Mike Penning: We work across Government on all such projects. We accept that enterprise zones will bring in more investment and growth, which is what we need to get out of the financial mess that we are in. I am sure that we will meet other Ministers and work forwards, but we have to go through the statutory process first.
Maria Eagle (Garston and Halewood) (Lab): This morning the Transport Committee asked the Government to withdraw their modernisation proposals for the coastguard and consult on revised plans. Its report is very clear:
“The evidence we have received raises serious concerns that safety will be jeopardised if these proposals proceed.”
Despite failing to do so before now, will the Secretary of State finally listen to coastguards up and down the country and abandon his dangerous and reckless plan to close more than half of Britain’s coastguard stations?
The Parliamentary Under-Secretary of State for Transport (Mike Penning): We welcome the Committee’s report. If the hon. Lady looks at it carefully, she will see that it actually says that the status quo is not acceptable and that coastguard stations need to close. The process we inherited from the previous Administration had been sitting on their desks for years. We said right at the start of the process that we would listen and come up with proposals after consulting. It is a shame that they did not do the same.
Gordon Henderson (Sittingbourne and Sheppey) (Con): What steps is my right hon. Friend taking to mitigate the effects of foreign hauliers who use their advantage of being able to buy fuel more cheaply on the continent to undercut British companies?
Mike Penning: We have a commitment to bringing in lorry road user charging to level the playing field.

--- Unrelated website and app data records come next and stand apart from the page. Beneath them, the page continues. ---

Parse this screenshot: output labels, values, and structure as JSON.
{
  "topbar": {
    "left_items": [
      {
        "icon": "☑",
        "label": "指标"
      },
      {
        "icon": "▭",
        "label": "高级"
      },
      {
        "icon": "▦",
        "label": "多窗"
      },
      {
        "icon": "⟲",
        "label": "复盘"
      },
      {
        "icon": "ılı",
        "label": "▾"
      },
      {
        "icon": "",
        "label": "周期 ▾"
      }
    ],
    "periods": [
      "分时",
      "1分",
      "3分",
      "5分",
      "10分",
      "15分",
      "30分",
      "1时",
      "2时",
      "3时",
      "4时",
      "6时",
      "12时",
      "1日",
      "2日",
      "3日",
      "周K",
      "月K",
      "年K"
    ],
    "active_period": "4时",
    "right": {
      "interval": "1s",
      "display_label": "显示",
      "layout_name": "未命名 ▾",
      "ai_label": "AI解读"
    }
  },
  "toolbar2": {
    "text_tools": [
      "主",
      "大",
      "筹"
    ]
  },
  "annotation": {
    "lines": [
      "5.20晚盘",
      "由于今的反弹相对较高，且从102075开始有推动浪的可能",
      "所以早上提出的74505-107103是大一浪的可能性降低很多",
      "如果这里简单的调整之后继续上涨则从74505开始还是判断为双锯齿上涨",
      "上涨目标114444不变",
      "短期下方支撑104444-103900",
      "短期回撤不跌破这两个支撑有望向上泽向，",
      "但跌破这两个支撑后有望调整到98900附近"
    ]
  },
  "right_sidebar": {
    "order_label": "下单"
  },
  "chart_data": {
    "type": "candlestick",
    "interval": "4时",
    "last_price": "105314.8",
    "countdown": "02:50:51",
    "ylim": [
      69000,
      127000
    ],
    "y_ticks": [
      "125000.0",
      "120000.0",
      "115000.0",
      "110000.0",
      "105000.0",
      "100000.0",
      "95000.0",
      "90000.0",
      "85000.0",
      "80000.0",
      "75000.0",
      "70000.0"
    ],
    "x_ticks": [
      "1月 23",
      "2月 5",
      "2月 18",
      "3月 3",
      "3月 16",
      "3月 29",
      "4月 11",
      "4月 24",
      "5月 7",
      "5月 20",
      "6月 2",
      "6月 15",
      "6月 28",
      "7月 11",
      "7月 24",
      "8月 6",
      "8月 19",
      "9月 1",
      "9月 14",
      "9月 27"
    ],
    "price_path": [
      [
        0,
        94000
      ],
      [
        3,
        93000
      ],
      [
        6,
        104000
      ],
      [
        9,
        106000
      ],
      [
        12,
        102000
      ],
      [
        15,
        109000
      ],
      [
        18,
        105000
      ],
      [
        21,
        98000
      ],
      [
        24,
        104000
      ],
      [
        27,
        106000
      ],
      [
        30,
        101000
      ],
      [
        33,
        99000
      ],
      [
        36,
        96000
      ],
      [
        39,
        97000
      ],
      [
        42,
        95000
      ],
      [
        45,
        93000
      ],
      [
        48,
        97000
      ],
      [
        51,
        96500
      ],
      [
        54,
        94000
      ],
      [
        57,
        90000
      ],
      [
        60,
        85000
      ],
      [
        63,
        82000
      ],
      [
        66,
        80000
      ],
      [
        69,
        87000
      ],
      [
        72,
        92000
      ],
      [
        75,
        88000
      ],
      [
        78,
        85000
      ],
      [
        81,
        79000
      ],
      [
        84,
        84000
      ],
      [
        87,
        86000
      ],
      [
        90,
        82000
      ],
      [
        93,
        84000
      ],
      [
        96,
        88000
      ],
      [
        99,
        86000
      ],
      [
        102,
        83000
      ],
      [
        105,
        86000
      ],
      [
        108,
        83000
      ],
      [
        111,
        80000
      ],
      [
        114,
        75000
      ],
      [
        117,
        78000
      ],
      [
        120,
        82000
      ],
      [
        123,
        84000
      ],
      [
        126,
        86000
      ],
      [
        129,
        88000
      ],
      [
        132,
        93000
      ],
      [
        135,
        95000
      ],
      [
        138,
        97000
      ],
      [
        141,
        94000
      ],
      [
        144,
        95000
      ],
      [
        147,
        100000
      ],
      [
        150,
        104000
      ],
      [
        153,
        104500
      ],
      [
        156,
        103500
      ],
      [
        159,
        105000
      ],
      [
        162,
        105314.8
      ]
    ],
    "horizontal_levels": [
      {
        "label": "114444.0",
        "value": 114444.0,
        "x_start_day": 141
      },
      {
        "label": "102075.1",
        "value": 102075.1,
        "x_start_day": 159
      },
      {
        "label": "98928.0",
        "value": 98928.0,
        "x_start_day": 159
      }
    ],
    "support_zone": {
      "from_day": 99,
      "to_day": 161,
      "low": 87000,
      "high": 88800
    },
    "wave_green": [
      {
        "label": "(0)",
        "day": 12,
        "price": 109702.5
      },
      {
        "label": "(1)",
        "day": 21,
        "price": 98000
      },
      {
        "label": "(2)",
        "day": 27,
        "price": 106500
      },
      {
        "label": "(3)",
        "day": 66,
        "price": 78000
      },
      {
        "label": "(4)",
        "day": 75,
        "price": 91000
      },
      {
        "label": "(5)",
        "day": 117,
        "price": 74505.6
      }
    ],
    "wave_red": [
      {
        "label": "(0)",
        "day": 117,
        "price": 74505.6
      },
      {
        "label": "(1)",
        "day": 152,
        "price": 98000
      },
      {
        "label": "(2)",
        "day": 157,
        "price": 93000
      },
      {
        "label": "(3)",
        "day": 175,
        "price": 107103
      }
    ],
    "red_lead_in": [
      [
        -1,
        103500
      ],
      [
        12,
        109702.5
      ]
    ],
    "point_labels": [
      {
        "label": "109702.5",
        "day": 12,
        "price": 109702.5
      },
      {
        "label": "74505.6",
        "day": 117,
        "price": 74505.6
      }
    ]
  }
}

It is important, however, that we do not penalise our own truckers with whatever scheme we bring in. We are in ongoing negotiations with the Treasury and we are committed to introducing a scheme in this Parliament.